_WORK ORDER_:
Go through the entries below and work out how many lines include "Jürgen". Answer with the number only.
□ □ □ □ □ □ □
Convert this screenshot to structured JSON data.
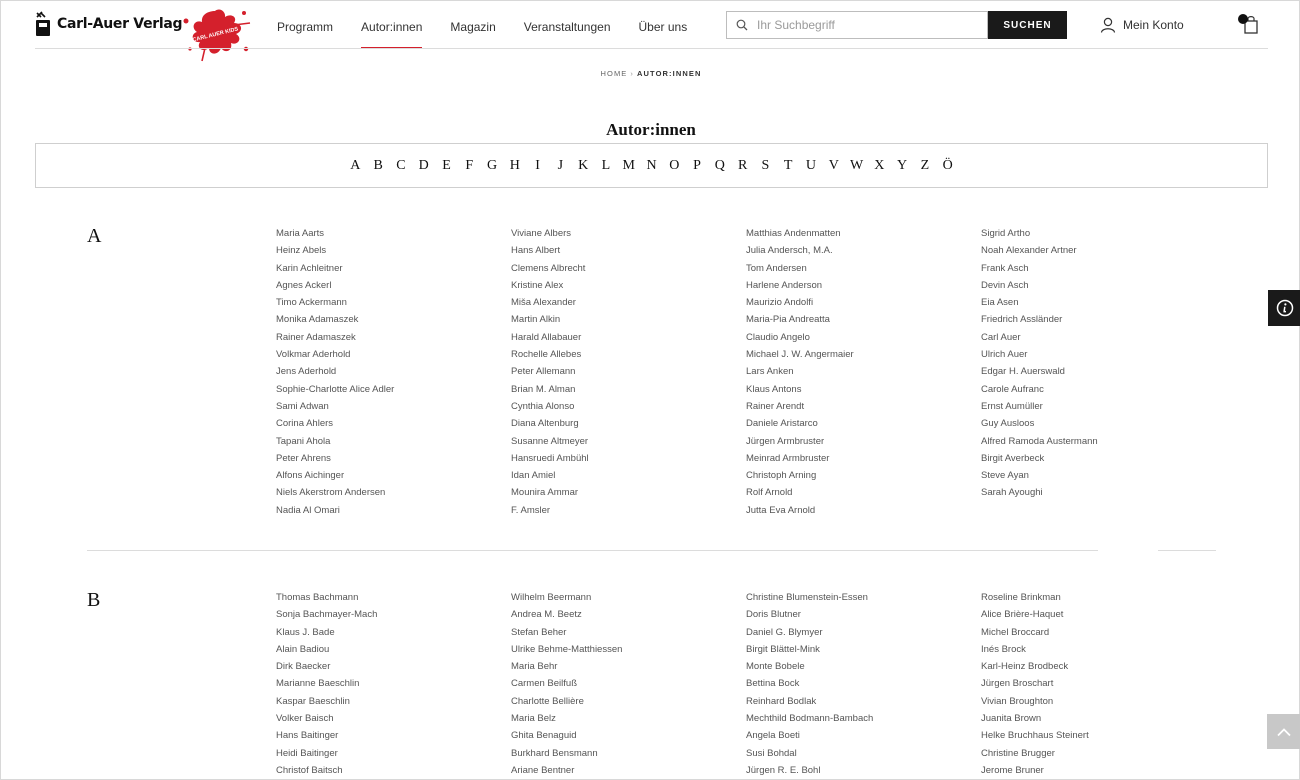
{
  "header": {
    "logo_text": "Carl-Auer Verlag",
    "kids_logo_text": "CARL AUER KIDS",
    "nav": [
      {
        "label": "Programm",
        "active": false
      },
      {
        "label": "Autor:innen",
        "active": true
      },
      {
        "label": "Magazin",
        "active": false
      },
      {
        "label": "Veranstaltungen",
        "active": false
      },
      {
        "label": "Über uns",
        "active": false
      }
    ],
    "search_placeholder": "Ihr Suchbegriff",
    "search_button": "SUCHEN",
    "account_label": "Mein Konto",
    "accent_color": "#d4202c"
  },
  "breadcrumb": {
    "home": "HOME",
    "separator": "›",
    "current": "AUTOR:INNEN"
  },
  "page_title": "Autor:innen",
  "alphabet": [
    "A",
    "B",
    "C",
    "D",
    "E",
    "F",
    "G",
    "H",
    "I",
    "J",
    "K",
    "L",
    "M",
    "N",
    "O",
    "P",
    "Q",
    "R",
    "S",
    "T",
    "U",
    "V",
    "W",
    "X",
    "Y",
    "Z",
    "Ö"
  ],
  "sections": [
    {
      "letter": "A",
      "columns": [
        [
          "Maria Aarts",
          "Heinz Abels",
          "Karin Achleitner",
          "Agnes Ackerl",
          "Timo Ackermann",
          "Monika Adamaszek",
          "Rainer Adamaszek",
          "Volkmar Aderhold",
          "Jens Aderhold",
          "Sophie-Charlotte Alice Adler",
          "Sami Adwan",
          "Corina Ahlers",
          "Tapani Ahola",
          "Peter Ahrens",
          "Alfons Aichinger",
          "Niels Akerstrom Andersen",
          "Nadia Al Omari"
        ],
        [
          "Viviane Albers",
          "Hans Albert",
          "Clemens Albrecht",
          "Kristine Alex",
          "Miša Alexander",
          "Martin Alkin",
          "Harald Allabauer",
          "Rochelle Allebes",
          "Peter Allemann",
          "Brian M. Alman",
          "Cynthia Alonso",
          "Diana Altenburg",
          "Susanne Altmeyer",
          "Hansruedi Ambühl",
          "Idan Amiel",
          "Mounira Ammar",
          "F. Amsler"
        ],
        [
          "Matthias Andenmatten",
          "Julia Andersch, M.A.",
          "Tom Andersen",
          "Harlene Anderson",
          "Maurizio Andolfi",
          "Maria-Pia Andreatta",
          "Claudio Angelo",
          "Michael J. W. Angermaier",
          "Lars Anken",
          "Klaus Antons",
          "Rainer Arendt",
          "Daniele Aristarco",
          "Jürgen Armbruster",
          "Meinrad Armbruster",
          "Christoph Arning",
          "Rolf Arnold",
          "Jutta Eva Arnold"
        ],
        [
          "Sigrid Artho",
          "Noah Alexander Artner",
          "Frank Asch",
          "Devin Asch",
          "Eia Asen",
          "Friedrich Assländer",
          "Carl Auer",
          "Ulrich Auer",
          "Edgar H. Auerswald",
          "Carole Aufranc",
          "Ernst Aumüller",
          "Guy Ausloos",
          "Alfred Ramoda Austermann",
          "Birgit Averbeck",
          "Steve Ayan",
          "Sarah Ayoughi"
        ]
      ]
    },
    {
      "letter": "B",
      "columns": [
        [
          "Thomas Bachmann",
          "Sonja Bachmayer-Mach",
          "Klaus J. Bade",
          "Alain Badiou",
          "Dirk Baecker",
          "Marianne Baeschlin",
          "Kaspar Baeschlin",
          "Volker Baisch",
          "Hans Baitinger",
          "Heidi Baitinger",
          "Christof Baitsch"
        ],
        [
          "Wilhelm Beermann",
          "Andrea M. Beetz",
          "Stefan Beher",
          "Ulrike Behme-Matthiessen",
          "Maria Behr",
          "Carmen Beilfuß",
          "Charlotte Bellière",
          "Maria Belz",
          "Ghita Benaguid",
          "Burkhard Bensmann",
          "Ariane Bentner"
        ],
        [
          "Christine Blumenstein-Essen",
          "Doris Blutner",
          "Daniel G. Blymyer",
          "Birgit Blättel-Mink",
          "Monte Bobele",
          "Bettina Bock",
          "Reinhard Bodlak",
          "Mechthild Bodmann-Bambach",
          "Angela Boeti",
          "Susi Bohdal",
          "Jürgen R. E. Bohl"
        ],
        [
          "Roseline Brinkman",
          "Alice Brière-Haquet",
          "Michel Broccard",
          "Inés Brock",
          "Karl-Heinz Brodbeck",
          "Jürgen Broschart",
          "Vivian Broughton",
          "Juanita Brown",
          "Helke Bruchhaus Steinert",
          "Christine Brugger",
          "Jerome Bruner"
        ]
      ]
    }
  ]
}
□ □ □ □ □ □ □
_OUTPUT OF THE TASK_:
3